To do: Repeat the entries. Each one must match exactly.
☆ ☆ ☆ ☆ ☆
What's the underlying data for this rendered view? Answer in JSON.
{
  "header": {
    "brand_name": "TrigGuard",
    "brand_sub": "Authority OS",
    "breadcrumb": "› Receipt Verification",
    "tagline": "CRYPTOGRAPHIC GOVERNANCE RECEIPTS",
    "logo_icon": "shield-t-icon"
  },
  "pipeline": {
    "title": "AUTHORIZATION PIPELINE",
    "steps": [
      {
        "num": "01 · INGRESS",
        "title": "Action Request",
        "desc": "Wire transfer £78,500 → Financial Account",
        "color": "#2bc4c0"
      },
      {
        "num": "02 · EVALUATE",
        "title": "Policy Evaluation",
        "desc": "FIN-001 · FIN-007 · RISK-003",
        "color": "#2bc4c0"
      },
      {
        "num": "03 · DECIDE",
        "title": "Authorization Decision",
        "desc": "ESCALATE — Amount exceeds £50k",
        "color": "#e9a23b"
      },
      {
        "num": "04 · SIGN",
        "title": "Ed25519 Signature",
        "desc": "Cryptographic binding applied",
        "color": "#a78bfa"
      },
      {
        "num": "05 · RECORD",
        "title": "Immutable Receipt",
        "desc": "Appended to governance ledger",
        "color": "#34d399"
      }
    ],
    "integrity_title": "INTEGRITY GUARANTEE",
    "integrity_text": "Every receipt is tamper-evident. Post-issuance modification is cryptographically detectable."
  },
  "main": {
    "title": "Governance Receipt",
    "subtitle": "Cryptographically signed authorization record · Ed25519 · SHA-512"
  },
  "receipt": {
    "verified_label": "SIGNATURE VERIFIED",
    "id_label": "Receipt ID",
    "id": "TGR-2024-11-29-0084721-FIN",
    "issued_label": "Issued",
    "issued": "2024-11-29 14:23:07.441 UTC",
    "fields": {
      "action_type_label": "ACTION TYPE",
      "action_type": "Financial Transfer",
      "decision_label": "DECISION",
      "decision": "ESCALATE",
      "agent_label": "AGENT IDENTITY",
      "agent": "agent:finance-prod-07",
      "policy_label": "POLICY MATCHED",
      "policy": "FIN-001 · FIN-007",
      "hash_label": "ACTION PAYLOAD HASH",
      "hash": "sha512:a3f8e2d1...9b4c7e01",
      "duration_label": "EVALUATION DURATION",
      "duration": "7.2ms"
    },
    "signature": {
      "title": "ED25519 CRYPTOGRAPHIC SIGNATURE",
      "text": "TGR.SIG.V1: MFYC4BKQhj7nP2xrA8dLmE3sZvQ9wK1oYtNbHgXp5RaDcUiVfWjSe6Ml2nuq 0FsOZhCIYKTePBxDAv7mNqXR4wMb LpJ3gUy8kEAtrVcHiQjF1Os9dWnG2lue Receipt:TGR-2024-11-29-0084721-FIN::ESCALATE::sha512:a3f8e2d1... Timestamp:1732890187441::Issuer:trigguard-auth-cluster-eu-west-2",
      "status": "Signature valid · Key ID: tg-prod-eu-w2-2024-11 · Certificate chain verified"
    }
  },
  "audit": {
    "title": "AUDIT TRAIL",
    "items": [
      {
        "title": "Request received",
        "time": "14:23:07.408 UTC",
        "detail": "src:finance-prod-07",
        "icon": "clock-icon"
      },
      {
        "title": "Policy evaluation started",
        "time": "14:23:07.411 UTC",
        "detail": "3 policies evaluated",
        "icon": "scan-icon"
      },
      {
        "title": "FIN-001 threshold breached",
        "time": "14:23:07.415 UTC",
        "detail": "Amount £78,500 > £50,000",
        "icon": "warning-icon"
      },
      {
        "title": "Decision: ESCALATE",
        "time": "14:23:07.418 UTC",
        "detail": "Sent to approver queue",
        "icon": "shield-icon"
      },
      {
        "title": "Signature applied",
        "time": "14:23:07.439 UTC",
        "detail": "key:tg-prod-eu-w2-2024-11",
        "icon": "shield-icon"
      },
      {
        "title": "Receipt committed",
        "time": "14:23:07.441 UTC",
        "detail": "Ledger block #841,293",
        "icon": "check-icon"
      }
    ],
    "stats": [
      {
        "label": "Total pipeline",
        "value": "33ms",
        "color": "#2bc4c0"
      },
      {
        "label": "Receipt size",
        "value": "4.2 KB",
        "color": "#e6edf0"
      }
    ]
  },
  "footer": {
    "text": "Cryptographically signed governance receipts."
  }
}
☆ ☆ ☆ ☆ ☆
Expected output:
What's the underlying data for this rendered view? Answer in JSON.
{
  "header": {
    "brand_name": "TrigGuard",
    "brand_sub": "Authority OS",
    "breadcrumb": "› Receipt Verification",
    "tagline": "CRYPTOGRAPHIC GOVERNANCE RECEIPTS",
    "logo_icon": "shield-t-icon"
  },
  "pipeline": {
    "title": "AUTHORIZATION PIPELINE",
    "steps": [
      {
        "num": "01 · INGRESS",
        "title": "Action Request",
        "desc": "Wire transfer £78,500 → Financial Account",
        "color": "#2bc4c0"
      },
      {
        "num": "02 · EVALUATE",
        "title": "Policy Evaluation",
        "desc": "FIN-001 · FIN-007 · RISK-003",
        "color": "#2bc4c0"
      },
      {
        "num": "03 · DECIDE",
        "title": "Authorization Decision",
        "desc": "ESCALATE — Amount exceeds £50k",
        "color": "#e9a23b"
      },
      {
        "num": "04 · SIGN",
        "title": "Ed25519 Signature",
        "desc": "Cryptographic binding applied",
        "color": "#a78bfa"
      },
      {
        "num": "05 · RECORD",
        "title": "Immutable Receipt",
        "desc": "Appended to governance ledger",
        "color": "#34d399"
      }
    ],
    "integrity_title": "INTEGRITY GUARANTEE",
    "integrity_text": "Every receipt is tamper-evident. Post-issuance modification is cryptographically detectable."
  },
  "main": {
    "title": "Governance Receipt",
    "subtitle": "Cryptographically signed authorization record · Ed25519 · SHA-512"
  },
  "receipt": {
    "verified_label": "SIGNATURE VERIFIED",
    "id_label": "Receipt ID",
    "id": "TGR-2024-11-29-0084721-FIN",
    "issued_label": "Issued",
    "issued": "2024-11-29 14:23:07.441 UTC",
    "fields": {
      "action_type_label": "ACTION TYPE",
      "action_type": "Financial Transfer",
      "decision_label": "DECISION",
      "decision": "ESCALATE",
      "agent_label": "AGENT IDENTITY",
      "agent": "agent:finance-prod-07",
      "policy_label": "POLICY MATCHED",
      "policy": "FIN-001 · FIN-007",
      "hash_label": "ACTION PAYLOAD HASH",
      "hash": "sha512:a3f8e2d1...9b4c7e01",
      "duration_label": "EVALUATION DURATION",
      "duration": "7.2ms"
    },
    "signature": {
      "title": "ED25519 CRYPTOGRAPHIC SIGNATURE",
      "text": "TGR.SIG.V1: MFYC4BKQhj7nP2xrA8dLmE3sZvQ9wK1oYtNbHgXp5RaDcUiVfWjSe6Ml2nuq 0FsOZhCIYKTePBxDAv7mNqXR4wMb LpJ3gUy8kEAtrVcHiQjF1Os9dWnG2lue Receipt:TGR-2024-11-29-0084721-FIN::ESCALATE::sha512:a3f8e2d1... Timestamp:1732890187441::Issuer:trigguard-auth-cluster-eu-west-2",
      "status": "Signature valid · Key ID: tg-prod-eu-w2-2024-11 · Certificate chain verified"
    }
  },
  "audit": {
    "title": "AUDIT TRAIL",
    "items": [
      {
        "title": "Request received",
        "time": "14:23:07.408 UTC",
        "detail": "src:finance-prod-07",
        "icon": "clock-icon"
      },
      {
        "title": "Policy evaluation started",
        "time": "14:23:07.411 UTC",
        "detail": "3 policies evaluated",
        "icon": "scan-icon"
      },
      {
        "title": "FIN-001 threshold breached",
        "time": "14:23:07.415 UTC",
        "detail": "Amount £78,500 > £50,000",
        "icon": "warning-icon"
      },
      {
        "title": "Decision: ESCALATE",
        "time": "14:23:07.418 UTC",
        "detail": "Sent to approver queue",
        "icon": "shield-icon"
      },
      {
        "title": "Signature applied",
        "time": "14:23:07.439 UTC",
        "detail": "key:tg-prod-eu-w2-2024-11",
        "icon": "shield-icon"
      },
      {
        "title": "Receipt committed",
        "time": "14:23:07.441 UTC",
        "detail": "Ledger block #841,293",
        "icon": "check-icon"
      }
    ],
    "stats": [
      {
        "label": "Total pipeline",
        "value": "33ms",
        "color": "#2bc4c0"
      },
      {
        "label": "Receipt size",
        "value": "4.2 KB",
        "color": "#e6edf0"
      }
    ]
  },
  "footer": {
    "text": "Cryptographically signed governance receipts."
  }
}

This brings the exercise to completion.